20 of 25 people found the following review helpful
Best Linux device driver book yet
on May 6, 2008
I've been frustrated by many other Linux kernel and device driver books. The authors often make assumptions about the readers knowledge and gloss over areas that can be quite confusing.
To some extent, that's unavoidable: the Linux kernel is monstrous and very complex, and the hardware that drivers control can also be dark and mysterious territory.
I really appreciated this books approach. It's not that everything is explained in complete detail; that would be impossible. However, the author obviously tries very hard to give an overview, an orientation that will hopefully set your mind in the right direction, before diving into details. Throughout the book he adds "go look at this" suggestions that can help you understand whatever he's dealing with at this point.
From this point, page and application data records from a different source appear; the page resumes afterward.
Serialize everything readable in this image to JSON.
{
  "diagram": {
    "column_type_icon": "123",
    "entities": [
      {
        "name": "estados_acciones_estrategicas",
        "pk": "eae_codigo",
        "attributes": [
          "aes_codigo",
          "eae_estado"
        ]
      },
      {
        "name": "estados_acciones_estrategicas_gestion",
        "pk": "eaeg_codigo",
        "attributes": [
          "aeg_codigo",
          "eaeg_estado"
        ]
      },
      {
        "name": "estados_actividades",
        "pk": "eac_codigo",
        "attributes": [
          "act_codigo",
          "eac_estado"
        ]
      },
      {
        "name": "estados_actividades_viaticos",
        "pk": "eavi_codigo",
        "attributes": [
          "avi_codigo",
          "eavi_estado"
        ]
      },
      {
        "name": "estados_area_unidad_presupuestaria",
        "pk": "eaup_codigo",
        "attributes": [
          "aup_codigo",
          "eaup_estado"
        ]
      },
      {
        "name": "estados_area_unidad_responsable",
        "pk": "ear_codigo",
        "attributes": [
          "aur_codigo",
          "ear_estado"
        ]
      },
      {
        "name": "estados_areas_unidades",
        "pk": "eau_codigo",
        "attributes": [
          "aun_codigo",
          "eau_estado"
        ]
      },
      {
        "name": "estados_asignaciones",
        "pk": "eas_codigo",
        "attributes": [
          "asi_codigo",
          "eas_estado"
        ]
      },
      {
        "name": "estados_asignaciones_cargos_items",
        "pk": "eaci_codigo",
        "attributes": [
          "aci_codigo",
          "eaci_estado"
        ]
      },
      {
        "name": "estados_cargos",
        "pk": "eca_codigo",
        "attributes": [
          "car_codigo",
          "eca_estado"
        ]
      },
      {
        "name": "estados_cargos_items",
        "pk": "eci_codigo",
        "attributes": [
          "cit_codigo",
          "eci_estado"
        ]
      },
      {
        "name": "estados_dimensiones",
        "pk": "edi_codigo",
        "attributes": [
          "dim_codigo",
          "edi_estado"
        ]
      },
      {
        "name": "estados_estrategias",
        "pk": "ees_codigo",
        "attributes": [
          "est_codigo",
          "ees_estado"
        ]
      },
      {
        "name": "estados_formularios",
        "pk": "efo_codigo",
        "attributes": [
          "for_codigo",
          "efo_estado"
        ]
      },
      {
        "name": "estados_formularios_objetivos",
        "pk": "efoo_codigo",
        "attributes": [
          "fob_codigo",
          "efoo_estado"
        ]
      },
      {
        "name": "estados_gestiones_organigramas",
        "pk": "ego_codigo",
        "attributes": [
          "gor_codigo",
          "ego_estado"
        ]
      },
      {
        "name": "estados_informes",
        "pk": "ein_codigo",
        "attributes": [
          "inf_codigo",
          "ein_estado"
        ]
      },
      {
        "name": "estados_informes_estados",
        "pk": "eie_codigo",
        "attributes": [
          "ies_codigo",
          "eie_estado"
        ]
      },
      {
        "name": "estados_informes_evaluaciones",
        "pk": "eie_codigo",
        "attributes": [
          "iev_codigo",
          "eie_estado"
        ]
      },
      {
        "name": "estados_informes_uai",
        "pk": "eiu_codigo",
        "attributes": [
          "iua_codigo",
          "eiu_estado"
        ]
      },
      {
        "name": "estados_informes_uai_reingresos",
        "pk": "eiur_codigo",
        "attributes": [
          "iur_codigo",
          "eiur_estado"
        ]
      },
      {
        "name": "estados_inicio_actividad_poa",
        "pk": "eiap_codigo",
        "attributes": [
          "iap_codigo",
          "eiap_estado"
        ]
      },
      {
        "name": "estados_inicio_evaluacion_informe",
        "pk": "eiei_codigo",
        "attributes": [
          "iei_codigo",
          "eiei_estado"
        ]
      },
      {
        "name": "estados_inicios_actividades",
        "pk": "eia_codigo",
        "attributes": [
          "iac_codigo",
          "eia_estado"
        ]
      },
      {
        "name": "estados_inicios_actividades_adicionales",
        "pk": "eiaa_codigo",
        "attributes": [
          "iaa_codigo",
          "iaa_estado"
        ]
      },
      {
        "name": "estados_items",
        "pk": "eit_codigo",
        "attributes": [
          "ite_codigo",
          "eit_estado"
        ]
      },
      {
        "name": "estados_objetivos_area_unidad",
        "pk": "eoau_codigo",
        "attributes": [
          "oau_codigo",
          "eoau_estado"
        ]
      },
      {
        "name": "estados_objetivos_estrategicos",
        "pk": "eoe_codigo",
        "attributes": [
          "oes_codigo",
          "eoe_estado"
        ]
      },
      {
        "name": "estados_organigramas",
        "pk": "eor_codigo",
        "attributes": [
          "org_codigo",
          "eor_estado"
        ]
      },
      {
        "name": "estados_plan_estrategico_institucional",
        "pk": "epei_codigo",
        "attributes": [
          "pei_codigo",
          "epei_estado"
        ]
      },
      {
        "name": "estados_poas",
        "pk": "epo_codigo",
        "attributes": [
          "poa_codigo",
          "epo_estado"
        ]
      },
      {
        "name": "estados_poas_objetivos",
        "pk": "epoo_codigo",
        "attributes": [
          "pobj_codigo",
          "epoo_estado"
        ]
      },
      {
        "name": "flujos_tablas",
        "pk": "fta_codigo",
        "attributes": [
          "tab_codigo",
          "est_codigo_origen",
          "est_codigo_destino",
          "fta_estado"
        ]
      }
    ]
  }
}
I think Chapter 2, which is a high level fly-by of the kernel in general, is an absolute masterpiece. That starts by pulling typical kernel boot messages and explaining what they mean and what's going on in code to produce them. It then goes on to discuss kernel locks, briefly looks at procfs and memory allocation, and closes (as each chapter does) with pointers to where to look in the source for the subjects discussed.
Chapters 3 and 4 flesh out basic concepts more, and then after that the book goes into details, picking both real world and fanciful examples of hardware and giving sample device drivers. Simple devices are presented first, while later chapters get into more complicated hardware, but in each case the same general format is followed: overview of the how and why, sample driver(s), how to most easily debug, and pointers to real kernel sources.
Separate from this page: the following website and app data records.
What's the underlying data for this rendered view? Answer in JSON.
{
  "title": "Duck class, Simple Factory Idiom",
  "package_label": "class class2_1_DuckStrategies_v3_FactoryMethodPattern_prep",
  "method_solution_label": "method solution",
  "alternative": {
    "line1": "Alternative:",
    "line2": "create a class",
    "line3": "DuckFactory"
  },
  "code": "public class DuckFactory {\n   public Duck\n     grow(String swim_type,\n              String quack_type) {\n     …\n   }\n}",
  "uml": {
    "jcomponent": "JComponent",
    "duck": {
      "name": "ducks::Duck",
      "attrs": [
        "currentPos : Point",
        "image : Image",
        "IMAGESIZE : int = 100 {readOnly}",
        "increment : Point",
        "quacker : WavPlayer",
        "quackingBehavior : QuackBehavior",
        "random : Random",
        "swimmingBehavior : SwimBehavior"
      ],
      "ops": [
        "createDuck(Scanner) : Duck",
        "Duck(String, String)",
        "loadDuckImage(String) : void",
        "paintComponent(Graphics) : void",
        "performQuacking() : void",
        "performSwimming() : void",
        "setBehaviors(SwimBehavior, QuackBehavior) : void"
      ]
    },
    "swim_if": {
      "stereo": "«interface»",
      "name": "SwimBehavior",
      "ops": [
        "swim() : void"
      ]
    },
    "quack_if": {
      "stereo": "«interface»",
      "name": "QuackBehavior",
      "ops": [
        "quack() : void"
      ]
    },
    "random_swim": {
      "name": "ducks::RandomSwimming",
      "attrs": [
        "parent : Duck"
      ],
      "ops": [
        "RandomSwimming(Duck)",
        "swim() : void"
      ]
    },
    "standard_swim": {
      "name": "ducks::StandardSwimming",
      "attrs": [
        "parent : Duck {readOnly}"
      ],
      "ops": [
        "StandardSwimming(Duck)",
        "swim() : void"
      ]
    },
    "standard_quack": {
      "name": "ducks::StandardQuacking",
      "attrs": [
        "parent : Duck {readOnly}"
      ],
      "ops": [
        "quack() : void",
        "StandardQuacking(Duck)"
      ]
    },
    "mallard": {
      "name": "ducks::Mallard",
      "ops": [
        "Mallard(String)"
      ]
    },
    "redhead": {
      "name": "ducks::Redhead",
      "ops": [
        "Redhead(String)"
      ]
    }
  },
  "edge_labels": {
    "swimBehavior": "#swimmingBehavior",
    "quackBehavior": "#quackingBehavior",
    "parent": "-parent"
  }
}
Very well done. I have no complaints - oh, a few minor typos, maybe, but nothing serious.